DATA SECTION:
*-*-*
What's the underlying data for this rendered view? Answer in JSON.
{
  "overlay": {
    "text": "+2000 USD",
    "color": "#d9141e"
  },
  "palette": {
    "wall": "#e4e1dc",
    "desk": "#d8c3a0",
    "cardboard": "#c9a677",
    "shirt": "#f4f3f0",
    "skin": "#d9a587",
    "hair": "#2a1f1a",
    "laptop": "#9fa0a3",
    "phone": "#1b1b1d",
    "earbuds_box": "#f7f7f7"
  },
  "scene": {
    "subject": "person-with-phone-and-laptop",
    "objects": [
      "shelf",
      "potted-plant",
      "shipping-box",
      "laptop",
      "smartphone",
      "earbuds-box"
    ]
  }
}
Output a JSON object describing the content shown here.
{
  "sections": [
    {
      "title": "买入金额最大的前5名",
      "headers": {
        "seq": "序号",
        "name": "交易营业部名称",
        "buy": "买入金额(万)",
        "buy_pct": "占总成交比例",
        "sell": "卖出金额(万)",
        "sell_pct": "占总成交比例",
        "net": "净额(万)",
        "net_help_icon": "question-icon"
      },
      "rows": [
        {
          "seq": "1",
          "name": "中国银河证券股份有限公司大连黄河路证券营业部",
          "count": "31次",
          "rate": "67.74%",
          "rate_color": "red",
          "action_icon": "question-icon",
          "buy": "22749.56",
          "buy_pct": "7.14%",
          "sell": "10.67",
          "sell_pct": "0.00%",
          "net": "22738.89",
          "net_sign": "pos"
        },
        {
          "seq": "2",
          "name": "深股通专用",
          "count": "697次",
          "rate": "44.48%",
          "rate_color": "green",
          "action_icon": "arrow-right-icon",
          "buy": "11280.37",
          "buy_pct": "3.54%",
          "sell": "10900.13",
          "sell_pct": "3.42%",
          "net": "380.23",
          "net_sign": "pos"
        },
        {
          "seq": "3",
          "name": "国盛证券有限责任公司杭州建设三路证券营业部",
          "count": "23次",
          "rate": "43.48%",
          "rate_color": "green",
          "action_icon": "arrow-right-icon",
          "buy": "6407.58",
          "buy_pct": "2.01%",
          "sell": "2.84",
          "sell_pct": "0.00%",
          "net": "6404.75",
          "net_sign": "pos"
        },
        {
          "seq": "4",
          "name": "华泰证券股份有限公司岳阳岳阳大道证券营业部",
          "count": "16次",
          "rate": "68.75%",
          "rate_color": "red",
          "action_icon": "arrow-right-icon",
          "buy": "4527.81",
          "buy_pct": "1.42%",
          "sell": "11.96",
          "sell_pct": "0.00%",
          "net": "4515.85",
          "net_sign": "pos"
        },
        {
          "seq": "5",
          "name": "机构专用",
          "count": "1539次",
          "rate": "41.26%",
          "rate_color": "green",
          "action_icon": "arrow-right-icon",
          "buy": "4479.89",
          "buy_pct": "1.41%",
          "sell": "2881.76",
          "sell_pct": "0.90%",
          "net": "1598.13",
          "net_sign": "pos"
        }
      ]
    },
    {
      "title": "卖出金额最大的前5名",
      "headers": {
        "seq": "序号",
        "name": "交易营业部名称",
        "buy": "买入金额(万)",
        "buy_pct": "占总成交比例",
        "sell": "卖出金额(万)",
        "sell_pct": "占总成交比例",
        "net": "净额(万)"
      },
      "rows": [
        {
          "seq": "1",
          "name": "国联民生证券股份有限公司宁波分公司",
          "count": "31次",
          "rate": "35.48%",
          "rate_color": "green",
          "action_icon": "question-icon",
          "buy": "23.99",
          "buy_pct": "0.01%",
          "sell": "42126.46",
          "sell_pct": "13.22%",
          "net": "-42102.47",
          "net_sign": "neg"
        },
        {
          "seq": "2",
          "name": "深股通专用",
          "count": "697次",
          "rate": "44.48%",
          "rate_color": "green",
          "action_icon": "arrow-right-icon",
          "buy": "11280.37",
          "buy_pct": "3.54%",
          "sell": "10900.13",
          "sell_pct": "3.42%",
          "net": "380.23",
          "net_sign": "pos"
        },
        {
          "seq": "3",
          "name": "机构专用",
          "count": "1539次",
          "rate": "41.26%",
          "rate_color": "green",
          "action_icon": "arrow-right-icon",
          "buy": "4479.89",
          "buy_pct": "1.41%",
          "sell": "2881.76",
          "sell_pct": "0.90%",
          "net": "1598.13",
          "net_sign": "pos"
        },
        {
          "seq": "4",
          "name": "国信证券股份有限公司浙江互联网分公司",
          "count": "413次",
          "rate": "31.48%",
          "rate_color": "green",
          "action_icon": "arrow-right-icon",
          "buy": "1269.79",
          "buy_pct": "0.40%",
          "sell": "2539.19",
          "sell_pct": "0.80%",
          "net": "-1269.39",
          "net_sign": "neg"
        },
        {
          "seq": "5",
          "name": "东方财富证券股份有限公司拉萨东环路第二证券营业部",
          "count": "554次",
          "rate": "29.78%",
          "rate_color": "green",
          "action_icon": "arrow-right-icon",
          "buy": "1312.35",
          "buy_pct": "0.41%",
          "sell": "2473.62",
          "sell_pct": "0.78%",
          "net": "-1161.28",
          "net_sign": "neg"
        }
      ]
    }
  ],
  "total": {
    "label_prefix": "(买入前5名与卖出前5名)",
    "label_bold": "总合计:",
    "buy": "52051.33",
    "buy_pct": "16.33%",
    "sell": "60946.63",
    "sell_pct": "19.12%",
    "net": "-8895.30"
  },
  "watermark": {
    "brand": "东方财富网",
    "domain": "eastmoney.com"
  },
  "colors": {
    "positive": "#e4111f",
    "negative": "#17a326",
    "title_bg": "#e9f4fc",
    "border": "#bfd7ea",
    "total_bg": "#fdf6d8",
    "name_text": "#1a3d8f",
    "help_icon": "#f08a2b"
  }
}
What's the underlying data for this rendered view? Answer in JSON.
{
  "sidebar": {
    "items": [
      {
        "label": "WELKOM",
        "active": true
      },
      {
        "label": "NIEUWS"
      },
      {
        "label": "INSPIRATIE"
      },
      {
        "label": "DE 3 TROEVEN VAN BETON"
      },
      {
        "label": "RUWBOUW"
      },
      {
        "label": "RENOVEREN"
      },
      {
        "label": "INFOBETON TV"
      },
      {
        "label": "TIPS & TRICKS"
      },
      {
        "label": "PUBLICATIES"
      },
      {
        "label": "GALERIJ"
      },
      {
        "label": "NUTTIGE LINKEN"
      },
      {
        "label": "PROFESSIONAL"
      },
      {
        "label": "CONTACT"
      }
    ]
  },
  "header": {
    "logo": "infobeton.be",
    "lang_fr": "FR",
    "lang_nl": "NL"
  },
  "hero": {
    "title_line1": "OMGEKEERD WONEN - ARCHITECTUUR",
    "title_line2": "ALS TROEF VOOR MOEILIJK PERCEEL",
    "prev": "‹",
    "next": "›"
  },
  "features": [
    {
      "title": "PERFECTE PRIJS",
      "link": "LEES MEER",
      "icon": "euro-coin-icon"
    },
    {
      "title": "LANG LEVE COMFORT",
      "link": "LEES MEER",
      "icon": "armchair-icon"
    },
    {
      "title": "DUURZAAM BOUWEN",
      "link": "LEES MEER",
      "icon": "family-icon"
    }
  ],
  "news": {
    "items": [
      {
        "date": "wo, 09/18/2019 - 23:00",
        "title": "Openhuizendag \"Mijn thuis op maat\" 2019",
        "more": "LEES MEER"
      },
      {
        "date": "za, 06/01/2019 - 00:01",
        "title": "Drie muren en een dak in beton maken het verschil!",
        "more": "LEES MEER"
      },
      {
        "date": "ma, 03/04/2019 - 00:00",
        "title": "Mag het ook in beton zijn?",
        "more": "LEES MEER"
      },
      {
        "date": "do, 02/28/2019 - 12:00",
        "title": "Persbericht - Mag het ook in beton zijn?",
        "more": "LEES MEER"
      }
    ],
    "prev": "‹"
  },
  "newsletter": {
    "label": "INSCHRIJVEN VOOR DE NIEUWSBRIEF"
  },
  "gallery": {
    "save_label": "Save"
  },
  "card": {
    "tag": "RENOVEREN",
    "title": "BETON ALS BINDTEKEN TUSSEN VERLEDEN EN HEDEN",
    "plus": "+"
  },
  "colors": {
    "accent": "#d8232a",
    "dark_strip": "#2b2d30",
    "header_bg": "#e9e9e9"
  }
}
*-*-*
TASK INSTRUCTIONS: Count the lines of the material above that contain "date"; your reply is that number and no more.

EXERCISE RESULT: 4